We humans naturally distort our perspective of the world towards negativity and fear (just as I did in the previous post I wrote). This is why bad news, fake or real, always sells more than good news. Evolution has made us this way. The current parallels we see in our societies to the imaginary worlds of classic dystopian novels might alarm us, but despite the tragedies and conflicts we hear about daily, the world is actually improving more than we think.
In Peter Drucker’s Entrepreneurial Society vision from 1985, creating and renewing businesses became the new normal. Optimism reined as societal entrepreneurship unfolded. More than three decades later, entrepreneurs are modern-day heroes, and entrepreneurship is a hallmark of great companies and a popular subject of secondary and tertiary education. Few argue against Drucker’s wise counsel to focus on the behavior of people, the benefits of decentralization, respect for workers, the social responsibility of corporations, and need to draw management lessons from a range of disciplines.
The late physician and TED star presenter Hans Rosling used data to visualize human progress in compelling and entertaining ways. No matter how it is measured, he showed that humanity is progressing in terms of poverty alleviation, crime reduction, and improvements in health and education. Notwithstanding our many problems, the world is becoming a better place and we have helped improve it.
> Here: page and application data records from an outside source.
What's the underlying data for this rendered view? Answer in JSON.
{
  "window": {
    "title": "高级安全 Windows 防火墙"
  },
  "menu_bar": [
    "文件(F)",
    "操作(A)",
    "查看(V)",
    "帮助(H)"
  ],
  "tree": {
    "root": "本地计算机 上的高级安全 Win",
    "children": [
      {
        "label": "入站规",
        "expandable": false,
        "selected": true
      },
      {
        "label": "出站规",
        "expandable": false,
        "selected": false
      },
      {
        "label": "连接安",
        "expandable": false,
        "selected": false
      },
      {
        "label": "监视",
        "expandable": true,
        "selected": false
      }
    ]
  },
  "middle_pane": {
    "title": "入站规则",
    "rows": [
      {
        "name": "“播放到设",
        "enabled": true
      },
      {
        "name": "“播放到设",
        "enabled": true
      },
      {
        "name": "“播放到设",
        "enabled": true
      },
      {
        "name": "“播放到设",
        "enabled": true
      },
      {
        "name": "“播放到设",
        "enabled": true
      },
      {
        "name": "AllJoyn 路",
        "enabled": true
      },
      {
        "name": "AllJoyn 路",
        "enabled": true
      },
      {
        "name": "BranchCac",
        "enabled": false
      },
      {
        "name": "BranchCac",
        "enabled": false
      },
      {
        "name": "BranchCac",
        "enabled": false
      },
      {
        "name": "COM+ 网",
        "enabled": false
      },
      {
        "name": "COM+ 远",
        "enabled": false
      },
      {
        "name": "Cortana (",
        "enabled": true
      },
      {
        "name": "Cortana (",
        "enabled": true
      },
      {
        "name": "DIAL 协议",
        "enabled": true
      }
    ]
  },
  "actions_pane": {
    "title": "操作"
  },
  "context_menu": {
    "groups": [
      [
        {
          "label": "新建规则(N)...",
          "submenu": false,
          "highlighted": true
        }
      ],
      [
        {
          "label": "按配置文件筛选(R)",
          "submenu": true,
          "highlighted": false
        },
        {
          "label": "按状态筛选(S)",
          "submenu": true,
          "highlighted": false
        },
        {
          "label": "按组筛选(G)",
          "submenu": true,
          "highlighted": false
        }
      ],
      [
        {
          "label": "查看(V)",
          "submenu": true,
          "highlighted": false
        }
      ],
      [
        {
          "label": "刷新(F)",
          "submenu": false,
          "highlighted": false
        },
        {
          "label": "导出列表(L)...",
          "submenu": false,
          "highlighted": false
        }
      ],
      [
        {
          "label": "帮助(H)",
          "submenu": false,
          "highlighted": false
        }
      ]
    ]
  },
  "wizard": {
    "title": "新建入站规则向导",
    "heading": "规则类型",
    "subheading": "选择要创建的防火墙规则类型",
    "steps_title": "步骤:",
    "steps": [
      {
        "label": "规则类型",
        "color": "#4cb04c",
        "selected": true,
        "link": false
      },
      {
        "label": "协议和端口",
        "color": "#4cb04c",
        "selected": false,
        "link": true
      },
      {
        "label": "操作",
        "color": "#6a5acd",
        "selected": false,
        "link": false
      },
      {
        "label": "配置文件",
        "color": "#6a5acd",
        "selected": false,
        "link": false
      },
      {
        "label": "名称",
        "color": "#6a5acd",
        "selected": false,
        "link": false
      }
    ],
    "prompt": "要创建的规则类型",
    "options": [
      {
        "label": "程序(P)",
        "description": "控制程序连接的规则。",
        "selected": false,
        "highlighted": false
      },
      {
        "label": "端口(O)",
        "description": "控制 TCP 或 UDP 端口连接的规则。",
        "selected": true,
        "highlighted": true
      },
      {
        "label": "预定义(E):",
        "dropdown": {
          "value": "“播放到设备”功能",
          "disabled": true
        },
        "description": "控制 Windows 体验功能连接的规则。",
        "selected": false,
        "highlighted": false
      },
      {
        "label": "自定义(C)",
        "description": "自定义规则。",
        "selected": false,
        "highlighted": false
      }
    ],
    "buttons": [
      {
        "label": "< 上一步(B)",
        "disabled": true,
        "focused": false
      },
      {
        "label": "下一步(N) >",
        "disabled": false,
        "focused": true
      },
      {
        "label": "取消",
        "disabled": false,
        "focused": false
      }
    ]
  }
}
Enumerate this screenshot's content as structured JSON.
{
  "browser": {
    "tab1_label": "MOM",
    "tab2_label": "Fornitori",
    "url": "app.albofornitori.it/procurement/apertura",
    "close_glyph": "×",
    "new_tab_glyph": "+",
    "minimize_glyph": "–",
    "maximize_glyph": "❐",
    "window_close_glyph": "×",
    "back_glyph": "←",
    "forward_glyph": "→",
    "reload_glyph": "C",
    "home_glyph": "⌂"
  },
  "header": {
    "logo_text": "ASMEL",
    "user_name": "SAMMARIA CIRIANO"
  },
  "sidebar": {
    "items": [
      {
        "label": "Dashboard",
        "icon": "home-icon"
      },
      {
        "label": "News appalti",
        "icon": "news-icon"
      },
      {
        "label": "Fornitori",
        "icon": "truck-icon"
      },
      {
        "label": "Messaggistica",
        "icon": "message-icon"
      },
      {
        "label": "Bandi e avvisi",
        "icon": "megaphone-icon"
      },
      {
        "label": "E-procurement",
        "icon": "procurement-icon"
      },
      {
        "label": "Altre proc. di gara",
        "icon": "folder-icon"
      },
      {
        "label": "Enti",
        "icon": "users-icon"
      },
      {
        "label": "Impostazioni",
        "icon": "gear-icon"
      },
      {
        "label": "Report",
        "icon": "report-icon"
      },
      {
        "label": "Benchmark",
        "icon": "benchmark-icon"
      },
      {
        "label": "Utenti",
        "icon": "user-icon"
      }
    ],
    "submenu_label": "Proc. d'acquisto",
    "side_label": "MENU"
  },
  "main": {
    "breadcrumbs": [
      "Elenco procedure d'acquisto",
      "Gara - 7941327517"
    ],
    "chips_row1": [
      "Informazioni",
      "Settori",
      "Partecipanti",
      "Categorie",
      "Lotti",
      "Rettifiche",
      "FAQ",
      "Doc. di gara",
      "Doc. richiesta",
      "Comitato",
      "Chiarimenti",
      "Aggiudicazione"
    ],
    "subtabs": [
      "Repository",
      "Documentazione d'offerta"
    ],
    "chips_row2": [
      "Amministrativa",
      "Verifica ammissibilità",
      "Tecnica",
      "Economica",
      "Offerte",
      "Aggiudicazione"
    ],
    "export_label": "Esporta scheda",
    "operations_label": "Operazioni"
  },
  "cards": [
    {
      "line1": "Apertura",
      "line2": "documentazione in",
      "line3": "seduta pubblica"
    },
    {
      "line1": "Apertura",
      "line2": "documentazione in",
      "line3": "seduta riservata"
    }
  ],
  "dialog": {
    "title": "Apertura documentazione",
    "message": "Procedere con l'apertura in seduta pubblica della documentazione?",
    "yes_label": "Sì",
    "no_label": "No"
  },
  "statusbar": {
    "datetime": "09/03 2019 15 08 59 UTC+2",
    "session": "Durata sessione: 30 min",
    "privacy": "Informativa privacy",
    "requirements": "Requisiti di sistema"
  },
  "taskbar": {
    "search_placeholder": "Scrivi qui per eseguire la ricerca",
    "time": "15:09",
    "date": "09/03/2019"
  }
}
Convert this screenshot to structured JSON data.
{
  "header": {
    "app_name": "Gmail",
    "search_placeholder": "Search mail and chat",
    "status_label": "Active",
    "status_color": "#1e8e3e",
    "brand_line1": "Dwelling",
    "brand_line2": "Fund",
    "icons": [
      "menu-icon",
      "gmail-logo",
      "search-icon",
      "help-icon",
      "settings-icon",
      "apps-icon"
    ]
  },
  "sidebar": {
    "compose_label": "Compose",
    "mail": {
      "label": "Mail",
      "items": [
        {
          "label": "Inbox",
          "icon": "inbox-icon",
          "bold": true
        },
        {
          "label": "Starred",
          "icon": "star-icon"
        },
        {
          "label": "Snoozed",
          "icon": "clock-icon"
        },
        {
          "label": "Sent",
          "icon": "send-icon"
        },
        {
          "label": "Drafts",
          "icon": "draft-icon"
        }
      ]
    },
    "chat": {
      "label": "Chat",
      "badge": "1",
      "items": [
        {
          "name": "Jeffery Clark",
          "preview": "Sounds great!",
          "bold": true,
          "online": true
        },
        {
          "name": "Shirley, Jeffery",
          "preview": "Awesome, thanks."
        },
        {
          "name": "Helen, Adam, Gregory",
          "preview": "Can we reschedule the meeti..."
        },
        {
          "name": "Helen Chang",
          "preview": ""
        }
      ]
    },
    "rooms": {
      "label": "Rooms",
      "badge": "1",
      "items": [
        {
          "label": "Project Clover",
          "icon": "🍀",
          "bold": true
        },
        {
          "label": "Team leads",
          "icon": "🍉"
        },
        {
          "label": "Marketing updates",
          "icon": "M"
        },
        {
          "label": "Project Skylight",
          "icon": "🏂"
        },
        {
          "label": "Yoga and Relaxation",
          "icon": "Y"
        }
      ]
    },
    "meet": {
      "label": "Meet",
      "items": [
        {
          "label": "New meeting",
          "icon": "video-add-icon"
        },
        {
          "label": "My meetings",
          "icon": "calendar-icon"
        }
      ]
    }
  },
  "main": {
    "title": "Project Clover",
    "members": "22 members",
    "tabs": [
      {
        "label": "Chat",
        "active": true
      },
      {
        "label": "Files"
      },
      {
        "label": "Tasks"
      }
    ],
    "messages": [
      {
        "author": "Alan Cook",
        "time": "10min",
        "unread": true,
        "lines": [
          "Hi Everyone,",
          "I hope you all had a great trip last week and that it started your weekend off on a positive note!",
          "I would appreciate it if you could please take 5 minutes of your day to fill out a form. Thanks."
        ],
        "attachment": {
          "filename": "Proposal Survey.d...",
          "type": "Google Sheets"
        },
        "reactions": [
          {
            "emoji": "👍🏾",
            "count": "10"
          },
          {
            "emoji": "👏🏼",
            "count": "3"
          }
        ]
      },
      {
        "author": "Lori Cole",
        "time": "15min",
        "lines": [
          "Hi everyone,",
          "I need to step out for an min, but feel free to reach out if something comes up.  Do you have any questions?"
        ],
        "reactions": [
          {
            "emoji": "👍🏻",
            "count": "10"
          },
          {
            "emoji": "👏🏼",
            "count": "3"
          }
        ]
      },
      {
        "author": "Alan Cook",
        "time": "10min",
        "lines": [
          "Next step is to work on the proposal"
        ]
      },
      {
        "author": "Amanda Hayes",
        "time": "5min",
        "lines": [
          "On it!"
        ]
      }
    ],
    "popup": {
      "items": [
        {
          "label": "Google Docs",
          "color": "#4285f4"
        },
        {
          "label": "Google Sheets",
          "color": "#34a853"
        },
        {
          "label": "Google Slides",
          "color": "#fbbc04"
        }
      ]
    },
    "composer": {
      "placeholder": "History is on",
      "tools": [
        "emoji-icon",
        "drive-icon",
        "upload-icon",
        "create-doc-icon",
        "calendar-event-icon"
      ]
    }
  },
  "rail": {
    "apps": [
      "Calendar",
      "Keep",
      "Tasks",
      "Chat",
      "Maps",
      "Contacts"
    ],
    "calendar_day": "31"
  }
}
A year after Aldus Huxley’s book Brave New World was published in 1932, Franklin D. Roosevelt signed into law reforms that provided relief for the unemployed, boosted recovery in the US economy, and reformed the financial system to prevent another Great Depression. The Berlin Wall fell in 1989 and the world has enjoyed tremendous growth since, despite a few financial crises. Even national economies and the Euro has recovered after the crises in PIGS countries (Portugal, Italy, Greece, and Spain). According to Carlita Perez, we are facing two to three decades of substantial entrepreneurial growth and Hans Rosling’s graphs are pointing at the world we are improving. Business and entrepreneurship have prospered, and the future seems promising for many.
Microsoft founder and mega philanthropist Bill Gates recently summarized why it is important to recognize how the world is improving:
It’s easier to accelerate progress if you know how far we’ve already come. If you don’t believe the world has improved, you’re more likely to look at a tragedy and think nothing can be done. But someone who knows how much progress is possible can look at a bad situation and say, “How can we make this better?”
Action points for managers:
- Help your leadership team see the glass half-full rather than half-empty.
- Encourage “factfulness” in everything said and done.
- Contribute to positive actions that help improve our common good and defeat the dystopic view.
 Drucker, P. 1985, Innovation and Entrepreneurship, Harper & Row.
 Rosling, H., with O. Rosling and A. Rosling Rönnlund, 2018, Factfulness, Flatiron Books.